■ **EXERCISE**:
Omit the pictures, but give back every entry below exactly as written.

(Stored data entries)
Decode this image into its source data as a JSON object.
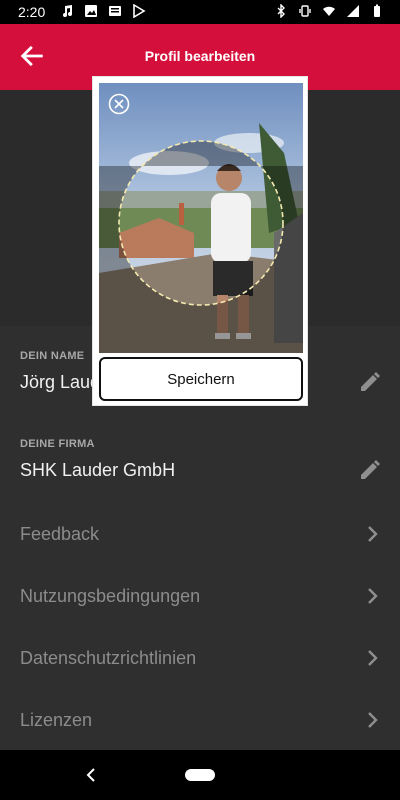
{
  "status_bar": {
    "time": "2:20",
    "icons_left": [
      "music-icon",
      "image-icon",
      "news-icon",
      "play-store-icon"
    ],
    "icons_right": [
      "bluetooth-icon",
      "vibrate-icon",
      "wifi-icon",
      "signal-icon",
      "battery-icon"
    ]
  },
  "appbar": {
    "title": "Profil bearbeiten",
    "color": "#d50f3b"
  },
  "fields": {
    "name_label": "DEIN NAME",
    "name_value": "Jörg Lauder",
    "company_label": "DEINE FIRMA",
    "company_value": "SHK Lauder GmbH"
  },
  "menu": [
    {
      "label": "Feedback"
    },
    {
      "label": "Nutzungsbedingungen"
    },
    {
      "label": "Datenschutzrichtlinien"
    },
    {
      "label": "Lizenzen"
    }
  ],
  "dialog": {
    "save_label": "Speichern"
  }
}
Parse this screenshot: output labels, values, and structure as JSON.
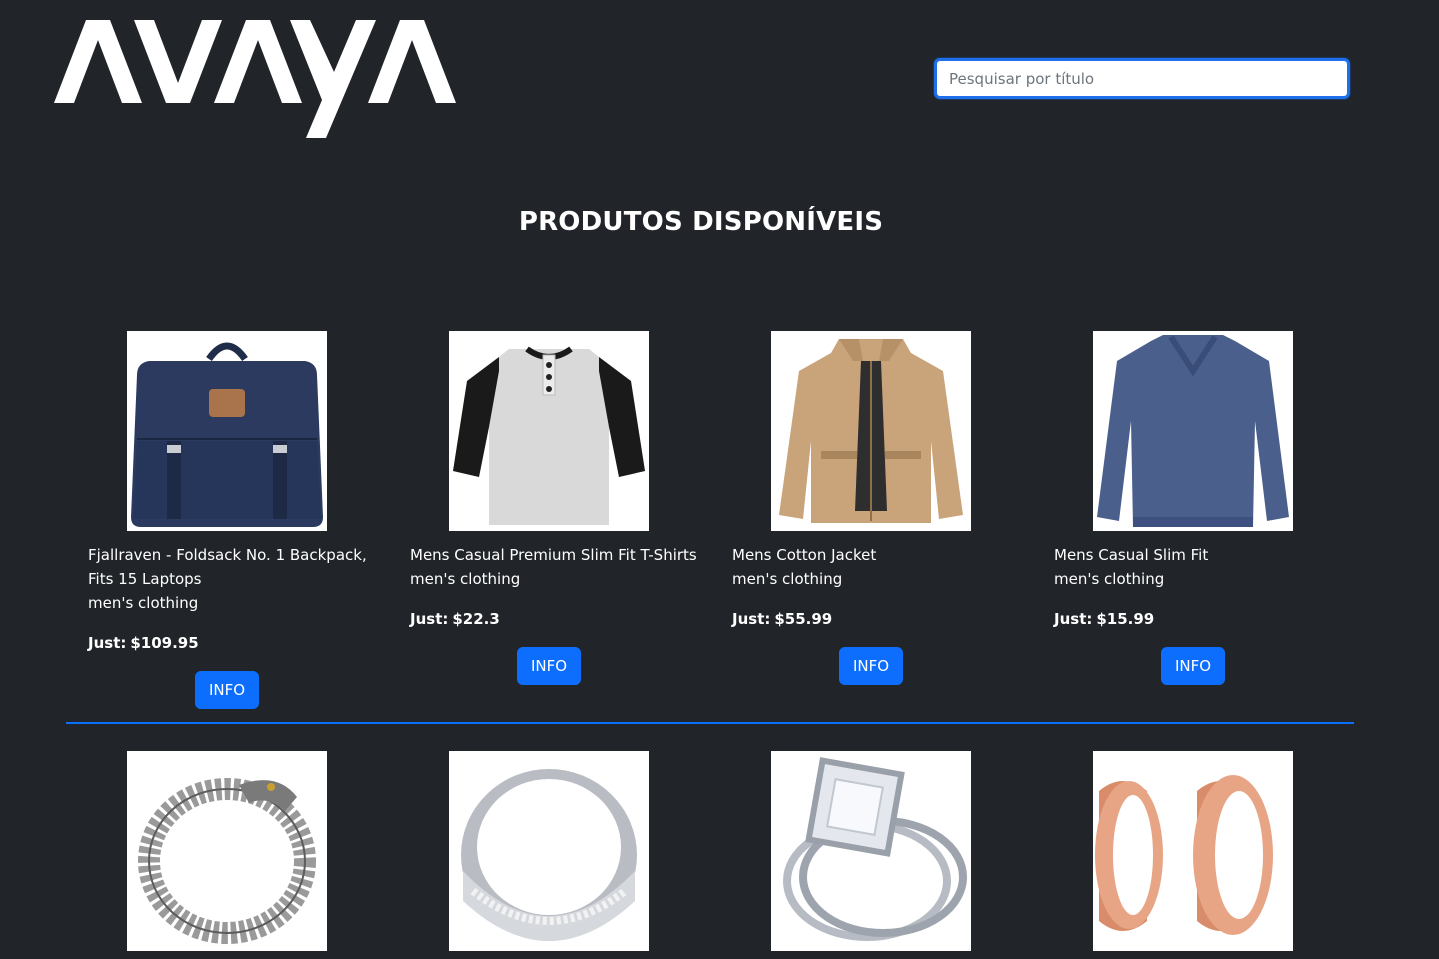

■ **RESULT OF THE TASK**:
Decode this image into its source data as a JSON object.
{
  "status_bar": {
    "time": "2:20",
    "icons_left": [
      "music-icon",
      "image-icon",
      "news-icon",
      "play-store-icon"
    ],
    "icons_right": [
      "bluetooth-icon",
      "vibrate-icon",
      "wifi-icon",
      "signal-icon",
      "battery-icon"
    ]
  },
  "appbar": {
    "title": "Profil bearbeiten",
    "color": "#d50f3b"
  },
  "fields": {
    "name_label": "DEIN NAME",
    "name_value": "Jörg Lauder",
    "company_label": "DEINE FIRMA",
    "company_value": "SHK Lauder GmbH"
  },
  "menu": [
    {
      "label": "Feedback"
    },
    {
      "label": "Nutzungsbedingungen"
    },
    {
      "label": "Datenschutzrichtlinien"
    },
    {
      "label": "Lizenzen"
    }
  ],
  "dialog": {
    "save_label": "Speichern"
  }
}
Parse this screenshot: output labels, values, and structure as JSON.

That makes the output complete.